Affordable tests to optimise feed conversion

With the cost of feed continually rising, more and more SA beef producers have taken advantage of the growth tests offered by the Agricultural Research Council’s bull testing centres. ARC research technicians Johan Binedell and Leon de Lange explain how these tests can cut costs.

Affordable tests to optimise feed conversion

In South Africa, almost all weaners are produced on the veld, and about 75% of beef produced is from weaners rounded off in feedlots.

These animals almost double their weight during their period in the feedlot.

With feed making up about 75% of production costs, and the cost of feed increasing relentlessly, post-wean growth is crucial in feedlots.

To put it simply, efficiency is key – farmers are being forced to produce more from less.

At the same time, there is a market for veld-produced beef, so growth performance under these conditions is also important.

There is thus a need for both intensive and on-veld testing of bullocks.

Feed conversion ratio
The less feed needed to increase the live body weight of an animal by one kilogram, the more efficient that animal is seen to be, and, of course, the more profitable, so the feed conversion ratio (FCR) is the key factor.

FCR is a combination of two traits – growth rate and feed intake – and is a good indication of how efficiently an animal can produce meat from feed.

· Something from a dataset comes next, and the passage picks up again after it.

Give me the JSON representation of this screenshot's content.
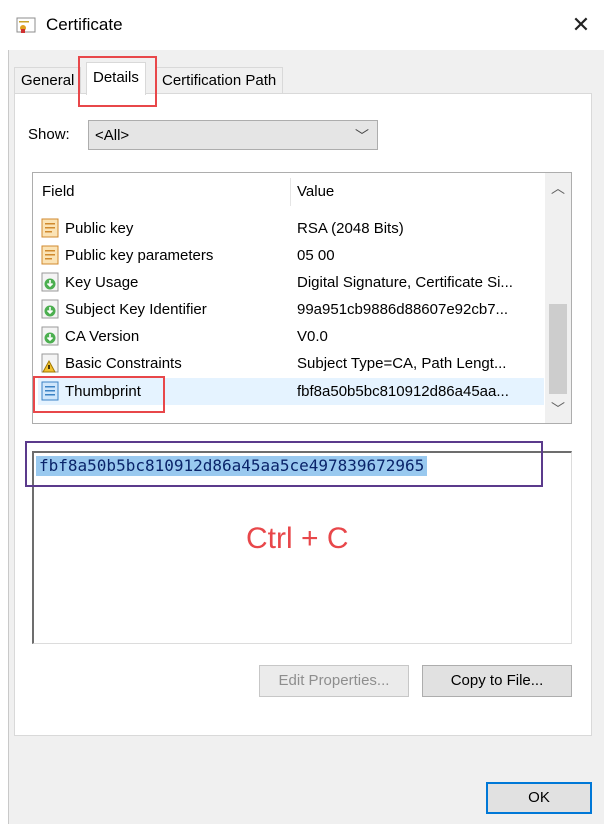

Residual feed intake
Residual feed intake (RFI) is the difference between actual and predicted feed intake. The latter is an animal’s maintenance requirements in relation to its body weight and growth.

Improving RFI reduces costs, as more efficient animals are selected for.

RFI is independent of body weight and average daily gain, but correlates positively with feed intake.

In cows, improved feed efficiency is of particular importance, as up to 65% of feed is used to meet mature cow maintenance requirements.

Convenient Testing of RFI and FCR
The Agricultural Research Council has five centralised growth testing centres across the country.

These have the capacity to assess young bulls’ post-wean growth and daily feed intake under standardised, and scientifically controlled and managed environments. The service is available to any beef producer.

Testing involves feeding the bulls, for 84 days, an ad lib, high-protein ration containing more than 20% roughage, specially formulated to optimise the bulls’ growth in order to evaluate their economically important traits.

The bulls are evaluated primarily for their FCR and RFI. Their body measurements (height, length, scrotum circumference, and skin thickness) are also recorded.

An RFI value is easy to interpret. An animal with low or negative RFI values is more efficient than one with high or positive values. Thus, a calf with a value of -1,5 will consume 1,5kg less per day than all the animals in its contemporary group.

Once these tests are completed, real time ultrasound is used to assess indicators of the animal’s carcass characteristics, including beef yield, and intramuscular and subcutaneous fat.

Because both FCR and RFI are heritable, breeders can select for these traits.

The drive for a lower carbon footprint
There has been increased interest in, and demand for, assessing FCR and RFI at bull test centres over the past two years. This is undoubtedly due to the financial imperative of more efficient production.

Yet research has shown another compelling reason for increased feed efficiency: it is associated with a reduction in emission of greenhouse gases from ruminants. In short, more efficient animals have a lower carbon footprint.

Lower prices
As the ARC’s RFI and FCR tests have grown in popularity, the costs have come down, enabling more and more producers to take advantage of these services.

The five ARC bull testing centres have been located to ensure that farmers in all provinces can access the services. They are in Irene in Gauteng, Bloemfontein in the Free State, Vryburg in North West, Cedara in KwaZulu-Natal, and Elsenburg in the Western Cape.

The last is run in conjunction with the Western Cape Department of Agriculture and Wes-Kaap Bultoetssentrum.

For more information, email Johan Binedell at [email protected].